“Although performance is still strong, we’re seeing other things erode — like collaboration, engagement and how we demonstrate our culture as One U.S. Bank,” he wrote. “Being in the office won’t solve this at once, but it can and will help.”
Toward that end, he asked all hybrid workers to start working in the office more often and that the leadership team felt the “best balance” was three days a week.
“We also know that may seem far from reality for you right now; the transition doesn’t have to happen overnight, but it should be something you commit to like any new habit,” he wrote.
He said the company will re-evaluate the situation by early next year and then decide what steps to take next.
Jeff Shelman, a U.S. Bank spokesman, said that about half of the company’s employees are coming into the office at least once a week.

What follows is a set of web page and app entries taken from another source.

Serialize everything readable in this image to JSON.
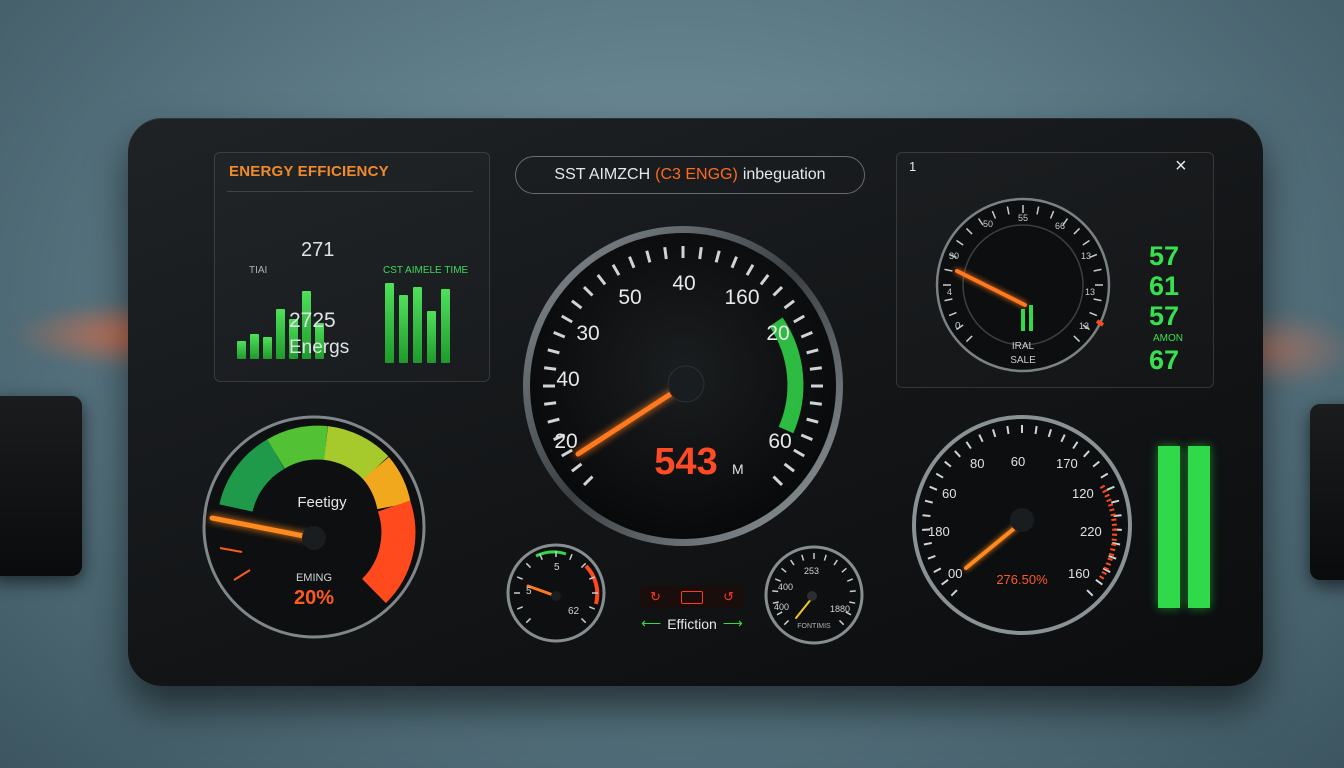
{
  "left_panel": {
    "title": "ENERGY EFFICIENCY",
    "value_top": "271",
    "label_small": "TIAI",
    "label_right": "CST AIMELE TIME",
    "value_main": "2725",
    "value_label": "Energs",
    "bars_left": [
      0.25,
      0.35,
      0.3,
      0.7,
      0.55,
      0.95,
      0.5
    ],
    "bars_right": [
      1.0,
      0.85,
      0.95,
      0.65,
      0.92
    ]
  },
  "search": {
    "prefix": "SST AIMZCH",
    "highlight": "(C3 ENGG)",
    "suffix": "inbeguation"
  },
  "main_gauge": {
    "ticks": [
      "20",
      "40",
      "30",
      "50",
      "40",
      "160",
      "20",
      "60"
    ],
    "readout": "543",
    "unit": "M",
    "accent_color": "#ff6a1e",
    "green_color": "#32d94a"
  },
  "efficiency_gauge": {
    "label": "Feetigy",
    "sublabel": "EMING",
    "value": "20%",
    "colors": [
      "#1f9a4b",
      "#52c234",
      "#a6c92c",
      "#f2a81d",
      "#ff4a1d"
    ]
  },
  "small_gauge_left": {
    "ticks": [
      "5",
      "5",
      "62"
    ]
  },
  "indicator": {
    "icons": [
      "circle-arrow-icon",
      "engine-icon",
      "circle-arrow-icon"
    ],
    "label": "Effiction"
  },
  "small_gauge_right": {
    "ticks": [
      "400",
      "253",
      "400",
      "1880"
    ],
    "label": "FONTIMIS"
  },
  "right_panel": {
    "number": "1",
    "close": "×",
    "gauge_ticks": [
      "50",
      "55",
      "66",
      "30",
      "13",
      "4",
      "13",
      "0",
      "13"
    ],
    "gauge_label1": "IRAL",
    "gauge_label2": "SALE",
    "readings": [
      "57",
      "61",
      "57",
      "67"
    ],
    "reading_label": "AMON"
  },
  "lower_right_gauge": {
    "ticks": [
      "60",
      "80",
      "170",
      "60",
      "120",
      "180",
      "220",
      "00",
      "160"
    ],
    "readout": "276.50%"
  }
}
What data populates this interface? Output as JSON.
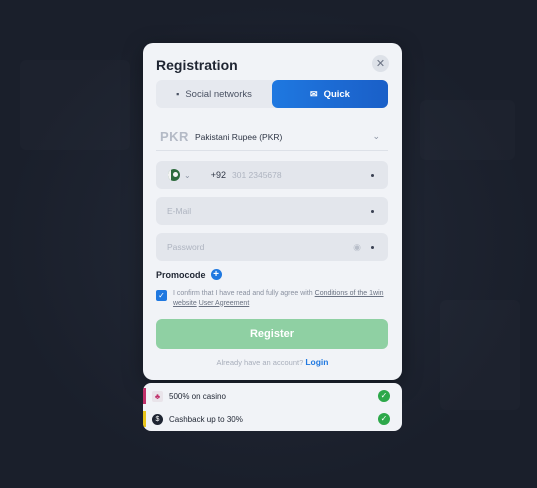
{
  "modal": {
    "title": "Registration",
    "close_symbol": "✕"
  },
  "tabs": [
    {
      "label": "Social networks",
      "icon": "chat-icon",
      "active": false
    },
    {
      "label": "Quick",
      "icon": "envelope-icon",
      "active": true
    }
  ],
  "currency": {
    "code": "PKR",
    "name": "Pakistani Rupee (PKR)"
  },
  "phone": {
    "country": "Pakistan",
    "dial_code": "+92",
    "placeholder": "301 2345678"
  },
  "email": {
    "placeholder": "E-Mail"
  },
  "password": {
    "placeholder": "Password"
  },
  "promocode": {
    "label": "Promocode"
  },
  "agreement": {
    "checked": true,
    "text": "I confirm that I have read and fully agree with",
    "link1": "Conditions of the 1win website",
    "link2": "User Agreement"
  },
  "register": {
    "label": "Register",
    "color": "#8fd0a3"
  },
  "login": {
    "prompt": "Already have an account?",
    "link": "Login"
  },
  "bonuses": [
    {
      "text": "500% on casino",
      "icon": "casino-icon",
      "accent": "#c0306a"
    },
    {
      "text": "Cashback up to 30%",
      "icon": "cashback-icon",
      "accent": "#e8c41a"
    }
  ],
  "colors": {
    "accent": "#1f78e0",
    "success": "#2da84a",
    "background": "#1b202c"
  }
}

He said its corporate offices have been fully open since early this year.
Of U.S. Bank’s 70,000 employees nationwide, about half are in hybrid roles.
As companies have been encouraging workers to return, many have promoted the benefits of office culture, collaboration and productivity.
In his memo, Cecere pointed to some of those same attributes while acknowledging the delicate balance between what companies and employees want. He recognized that employees want to keep the flexibility to work from anywhere. That has helped them balance work and family time and, more recently, cushioned the blow of higher gas prices and other inflationary costs.
Cecere said the company is proud to provide employees with flexibility, “assuming business results remain strong.”
At the same time, he said, the U.S. Bank leadership team sees a lot of value in an in-office culture.
“Collaboration happens faster,” Cecere said. “We can see engagement up close, and decision-making happens in real-time. It’s easier to keep a pulse on how effective we are as an organization when we can see people face-to-face more regularly, and this helps us sustain our culture.”
He said company leaders want the office to be center of work again.
“We don’t want that to be a mandate; we want it to be a choice,” Cecere wrote. “But to get to that point, we need people to give it real effort to succeed.”
©2022 StarTribune. Visit at startribune.com. Distributed by Tribune Content Agency, LLC.